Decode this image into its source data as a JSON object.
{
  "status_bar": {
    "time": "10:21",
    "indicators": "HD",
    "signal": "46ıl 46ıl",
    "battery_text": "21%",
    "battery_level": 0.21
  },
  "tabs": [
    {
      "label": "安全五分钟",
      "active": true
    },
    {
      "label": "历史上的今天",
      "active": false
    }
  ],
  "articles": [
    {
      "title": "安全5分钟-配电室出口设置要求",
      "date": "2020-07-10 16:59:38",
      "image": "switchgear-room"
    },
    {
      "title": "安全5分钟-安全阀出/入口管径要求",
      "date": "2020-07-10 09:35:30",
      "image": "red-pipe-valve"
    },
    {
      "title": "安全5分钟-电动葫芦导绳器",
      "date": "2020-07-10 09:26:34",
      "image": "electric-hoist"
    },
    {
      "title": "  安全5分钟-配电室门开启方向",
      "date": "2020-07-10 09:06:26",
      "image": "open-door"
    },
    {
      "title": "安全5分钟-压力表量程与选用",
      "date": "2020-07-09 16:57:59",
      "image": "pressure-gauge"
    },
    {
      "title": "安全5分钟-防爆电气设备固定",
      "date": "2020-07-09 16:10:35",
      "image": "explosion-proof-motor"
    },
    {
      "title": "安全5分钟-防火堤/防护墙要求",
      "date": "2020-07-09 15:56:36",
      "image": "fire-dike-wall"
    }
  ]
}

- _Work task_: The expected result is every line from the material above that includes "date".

- _Result of this exercise_:
      "date": "2020-07-10 16:59:38",
      "date": "2020-07-10 09:35:30",
      "date": "2020-07-10 09:26:34",
      "date": "2020-07-10 09:06:26",
      "date": "2020-07-09 16:57:59",
      "date": "2020-07-09 16:10:35",
      "date": "2020-07-09 15:56:36",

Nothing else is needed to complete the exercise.